To facilitate the creation of out.expected files, util.ASTDotGraphPrinter can be used. This utility accepts the same options as the test framework. The following example assumes that the class file is located in bin and Beaver in jastaddj/tools. Internal node numbers will be visible in the generated graph:

java -cp bin:jastaddj/tools/beaver-rt.jar util.ASTDotGraphPrinter --nodeNbrs >
dot -Tpng -O

The above commands will generate a PNG image of the CFG called If the --nodeNbrs option was used, the nodes in the image will have a number N within parentheses at the end. Nodes are named simpleClassName_N in the dot specifications, so a node labeled AST.Block (1) in the image can be referred to with Block_1 in the out.expected file.

At the moment, images for the more complex graphs are sometimes not very readable. The children of a node are sometimes displayed in an incorrect order or even mixed with children of another node. This can sometimes be fixed using the --rigid option, see above.

Tools Used

JastAddJ-IntraFlow uses the same libraries as JastAddJ. See the Readme for JastAddJ for more information.

Additionally, the IntraFlow modules use JUnit for unit tests. In order to be able to visualize the control graphs and highlight errors in the test cases, Graphviz must be installed.


The build file is configured to look for the Java 4, 5, 6, and 7 frontend modules from the JastAddJ compiler specification. The paths to these modules are configured in the file.

To do a basic build run:

  $ ant

Eclipse users are recommended to use the frontend-gen target instead, which skips the javac step.

Selecting liveness or reaching definition analysis

By default, the build includes liveness analysis, but not reaching definition analysis. You can include reaching definition analysis by uncommenting the exclusion of the file JavaReaching1.4.jrag in the build.xml file.

There are two implementations of dead assignment analysis; one uses liveness analysis (JavaDeadAssigns.jrag), and the other uses the reaching definition analysis (JavaDeadAssignsReaching.jrag). By default, the one using liveness analysis is included in the build. You can switch to the other one by commenting/uncommenting the exclusion of the files in the build file. Note that you cannot include both at the same time, because they define the same attributes, but in different ways. Note also that if you switch to JavaDeadAssignsReaching.jrag, you need to include the JavaReaching1.4.jrag analysis as well.

The build file contains comments on how you can edit it to select the different variants.

Example main program for dead assignment analysis

The class org.jastadd.jastaddj.flow.JavaDeadAssignChecker is an example main program that identifies dead assignments in Java programs. Its source code is located in src/java. It subclasses the FrontEnd class in the JastAddJ compiler.
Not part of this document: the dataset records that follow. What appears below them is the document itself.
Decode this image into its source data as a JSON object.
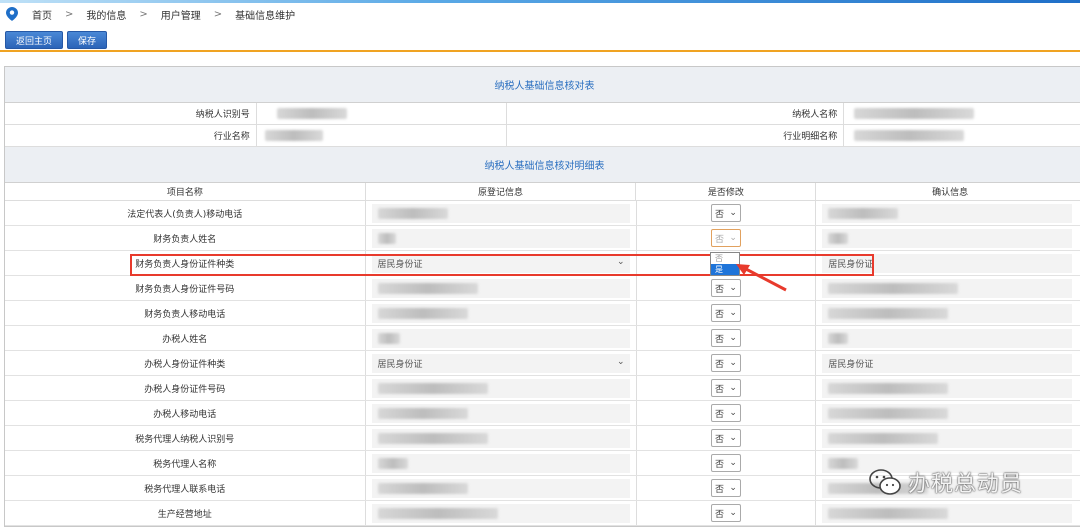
{
  "breadcrumb": [
    "首页",
    "我的信息",
    "用户管理",
    "基础信息维护"
  ],
  "breadcrumb_sep": ">",
  "toolbar": {
    "home_label": "返回主页",
    "save_label": "保存"
  },
  "panel": {
    "title": "纳税人基础信息核对表",
    "taxpayer_id_label": "纳税人识别号",
    "taxpayer_name_label": "纳税人名称",
    "industry_label": "行业名称",
    "industry_detail_label": "行业明细名称",
    "detail_title": "纳税人基础信息核对明细表"
  },
  "columns": [
    "项目名称",
    "原登记信息",
    "是否修改",
    "确认信息"
  ],
  "rows": [
    {
      "name": "法定代表人(负责人)移动电话",
      "original": "",
      "modify": "否",
      "confirm": ""
    },
    {
      "name": "财务负责人姓名",
      "original": "",
      "modify": "否",
      "confirm": ""
    },
    {
      "name": "财务负责人身份证件种类",
      "original": "居民身份证",
      "modify": "是",
      "confirm": "居民身份证"
    },
    {
      "name": "财务负责人身份证件号码",
      "original": "",
      "modify": "否",
      "confirm": ""
    },
    {
      "name": "财务负责人移动电话",
      "original": "",
      "modify": "否",
      "confirm": ""
    },
    {
      "name": "办税人姓名",
      "original": "",
      "modify": "否",
      "confirm": ""
    },
    {
      "name": "办税人身份证件种类",
      "original": "居民身份证",
      "modify": "否",
      "confirm": "居民身份证"
    },
    {
      "name": "办税人身份证件号码",
      "original": "",
      "modify": "否",
      "confirm": ""
    },
    {
      "name": "办税人移动电话",
      "original": "",
      "modify": "否",
      "confirm": ""
    },
    {
      "name": "税务代理人纳税人识别号",
      "original": "",
      "modify": "否",
      "confirm": ""
    },
    {
      "name": "税务代理人名称",
      "original": "",
      "modify": "否",
      "confirm": ""
    },
    {
      "name": "税务代理人联系电话",
      "original": "",
      "modify": "否",
      "confirm": ""
    },
    {
      "name": "生产经营地址",
      "original": "",
      "modify": "否",
      "confirm": ""
    }
  ],
  "dropdown": {
    "options": [
      "否",
      "是"
    ],
    "selected": "是"
  },
  "watermark": {
    "text": "办税总动员"
  },
  "colors": {
    "accent": "#2a6fc0",
    "button": "#2b64b8",
    "highlight": "#e83a2c",
    "divider": "#f0a322"
  }
}
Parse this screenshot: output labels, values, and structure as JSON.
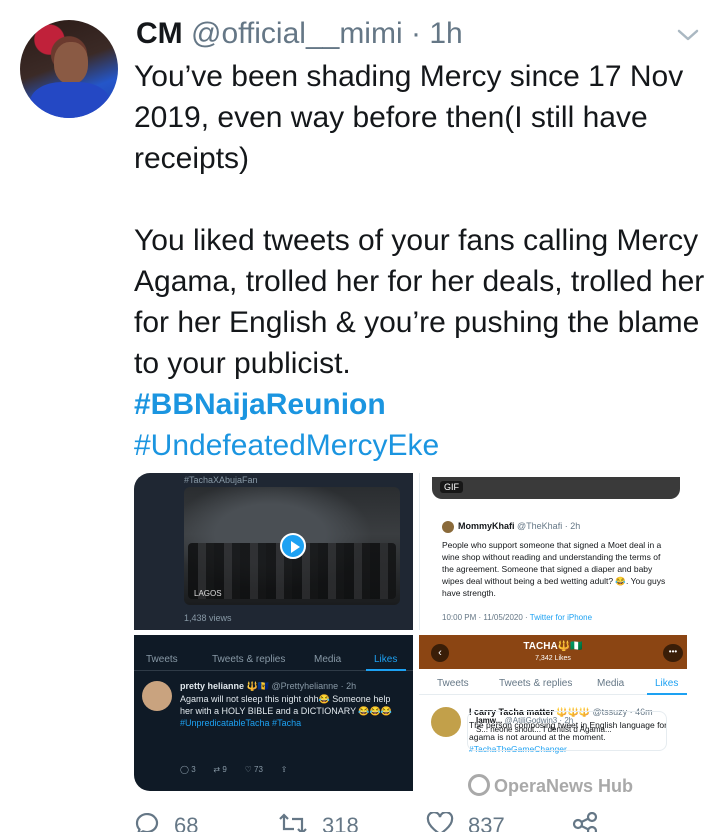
{
  "author": {
    "name": "CM",
    "handle": "@official__mimi",
    "separator": "·",
    "time": "1h"
  },
  "tweet": {
    "paragraph1": "You’ve been shading Mercy since 17 Nov 2019, even way before then(I still have receipts)",
    "paragraph2": "You liked tweets of your fans calling Mercy Agama, trolled her for her deals, trolled her for her English & you’re pushing the blame to your publicist.",
    "hashtag1": "#BBNaijaReunion",
    "hashtag2": "#UndefeatedMercyEke"
  },
  "media": {
    "tile1": {
      "top_caption": "#TachaXAbujaFan",
      "tag": "LAGOS",
      "views": "1,438 views"
    },
    "tile2": {
      "gif_label": "GIF",
      "author_name": "MommyKhafi",
      "author_handle": "@TheKhafi · 2h",
      "body": "People who support someone that signed a Moet deal in a wine shop without reading and understanding the terms of the agreement. Someone that signed a diaper and baby wipes deal without being a bed wetting adult? 😂. You guys have strength.",
      "timestamp": "10:00 PM · 11/05/2020 ·",
      "client": "Twitter for iPhone"
    },
    "tile3": {
      "tabs": [
        "Tweets",
        "Tweets & replies",
        "Media",
        "Likes"
      ],
      "author_name": "pretty helianne 🔱🇧🇧",
      "author_handle": "@Prettyhelianne · 2h",
      "body": "Agama will not sleep this night ohh😂 Someone help her with a HOLY BIBLE and a DICTIONARY 😂😂😂",
      "tags": "#UnpredicatableTacha #Tacha",
      "replies": "3",
      "retweets": "9",
      "likes": "73"
    },
    "tile4": {
      "profile_title": "TACHA🔱🇳🇬",
      "profile_likes": "7,342 Likes",
      "tabs": [
        "Tweets",
        "Tweets & replies",
        "Media",
        "Likes"
      ],
      "author_name": "I carry Tacha matter 🔱🔱🔱",
      "author_handle": "@tssuzy · 46m",
      "body": "The person composing tweet in English language for agama is not around at the moment.",
      "tags": "#TachaTheGameChanger",
      "quote_author": "Iamw...",
      "quote_handle": "@AtiliGodwin3 · 2h",
      "quote_text": "S... neone shout... I dentist d Agama..."
    }
  },
  "actions": {
    "replies": "68",
    "retweets": "318",
    "likes": "837"
  },
  "watermark": "OperaNews Hub",
  "colors": {
    "link": "#1b95e0",
    "text": "#14171a",
    "muted": "#657786"
  }
}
Try it out as follows (standing in the jastaddj-intraflow directory):

java -cp bin:jastaddj/tools/beaver-rt.jar org.jastadd.jastaddj.flow.JavaDeadAssignChecker examples/

To see what options are available:

java -cp bin:jastaddj/tools/beaver-rt.jar org.jastadd.jastaddj.flow.JavaDeadAssignChecker -help

Example main program for liveness analysis

The class org.jastadd.jastaddj.flow.JavaLivenessChecker is an example main program that prints the live variables after each statement in Java programs. Its source code is located in src/java. It subclasses the FrontEnd class in the JastAddJ compiler. Try it out as follows (standing in the jastaddj-intraflow directory):

java -cp bin:jastaddj/tools/beaver-rt.jar org.jastadd.jastaddj.flow.JavaLivenessChecker examples/

Liveness information is computed by the attributes in the file src/jastadd/JavaLiveness1.4.jrag.

The program makes use of the aspect src/jastadd/PrintLiveness.jrag to traverse the AST of each compilation unit and print the information for each statement.

  • Copyright (c) 2007-2014, JastAddJ-IntraFlow Committers

All rights reserved.

JastAddJ-IntraFlow is covered by the Modified BSD License. The full license text is distributed with this software. See the LICENSE file.